The plastic case is not quite as sturdy as the all metal cases/plates, and the keys tend to rattle a bit to reflect that. In addition, the case is a little flexible, but overall that does not impact the overall functionality of the keyboard.
A couple unique features include a keycap puller built into the back of the keyboard for easy access, in case you ever need to swap out a switch quickly. The TKL also comes with a braided power cable with micro-usb head. Although we would have liked to see USB-C, the micro-usb is not that big of a deal.
Overall the RGB for this case is a little lackluster, the lighting is not too bright and is dull and dim. There are a lot of different lighting options, it’s just the LED’s are not quite strong enough. But if RGB lighting is not very exciting to you anyways, this feature won’t impact you at all.
Input Club RE:Type
With similar features to the K-type, the RE:Type is Input Club’s shot at redemption.
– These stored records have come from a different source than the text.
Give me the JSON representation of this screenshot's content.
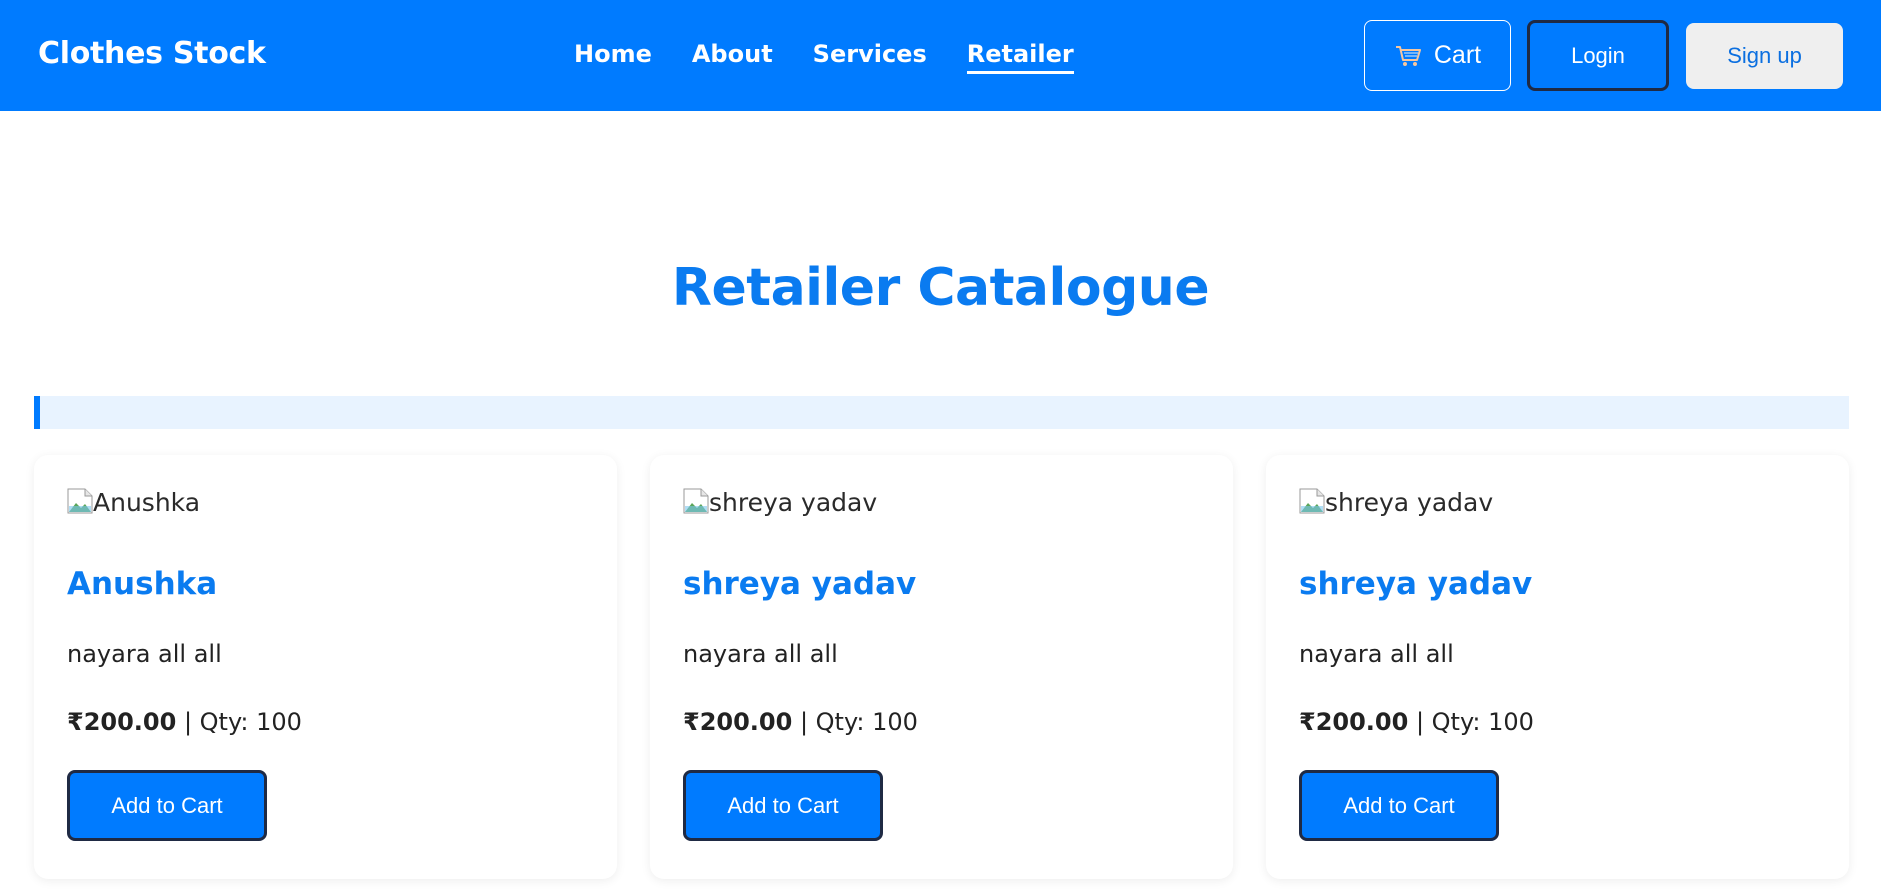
{
  "navbar": {
    "brand": "Clothes Stock",
    "links": [
      {
        "label": "Home",
        "active": false
      },
      {
        "label": "About",
        "active": false
      },
      {
        "label": "Services",
        "active": false
      },
      {
        "label": "Retailer",
        "active": true
      }
    ],
    "cart_label": "Cart",
    "login_label": "Login",
    "signup_label": "Sign up"
  },
  "page": {
    "title": "Retailer Catalogue"
  },
  "products": [
    {
      "image_alt": "Anushka",
      "name": "Anushka",
      "description": "nayara all all",
      "price": "₹200.00",
      "separator": " | ",
      "qty": "Qty: 100",
      "button_label": "Add to Cart"
    },
    {
      "image_alt": "shreya yadav",
      "name": "shreya yadav",
      "description": "nayara all all",
      "price": "₹200.00",
      "separator": " | ",
      "qty": "Qty: 100",
      "button_label": "Add to Cart"
    },
    {
      "image_alt": "shreya yadav",
      "name": "shreya yadav",
      "description": "nayara all all",
      "price": "₹200.00",
      "separator": " | ",
      "qty": "Qty: 100",
      "button_label": "Add to Cart"
    }
  ],
  "colors": {
    "primary": "#007bff",
    "title": "#0a7bf0",
    "info_bar_bg": "#e8f3ff",
    "signup_bg": "#efefef"
  },
  "icons": {
    "cart": "shopping-cart-icon",
    "broken_image": "broken-image-icon"
  }
}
We’re hoping they will be able to fix a lot of the lackluster features found in the K-type, such as better stabilizers and make the programmability a little easier.
This product was originally slated to release in 2018 but was delayed to “give the engineering team additional work time”. Maybe this means they will release a great product once the keyboard is complete.
There has been no news about when this product will launch, or what status it’s at in the design process. Hopefully we can get some news soon about this product.
With a group buy slated for release in March 2020, it’s not too late to jump on and order one of these for a discount while still going through the Kickstarter process. With several different purchase options including your choice of plastic or aluminum case, switch type, and if you want everything to be hotswappable.
The most affordable mechanical keyboard available with hot-swappable switches, at a cost of $69 at the time I’m writing this. Although the price will likely increase after the kickstarter campaign is complete currently it’s hard to beat this deal.
The K6 is a 65% keyboard and will have options for wireless/wired connection and RGB backlight. The wireless option is quite impressive as the battery will last up to 4 weeks without the usage of the RGB, that’s crazy good.
The charging port will be USB-C with a detachable power cable.
Overall, I’m very excited for this upcoming group buy and want to get my hands on the K6 for a formal review in March.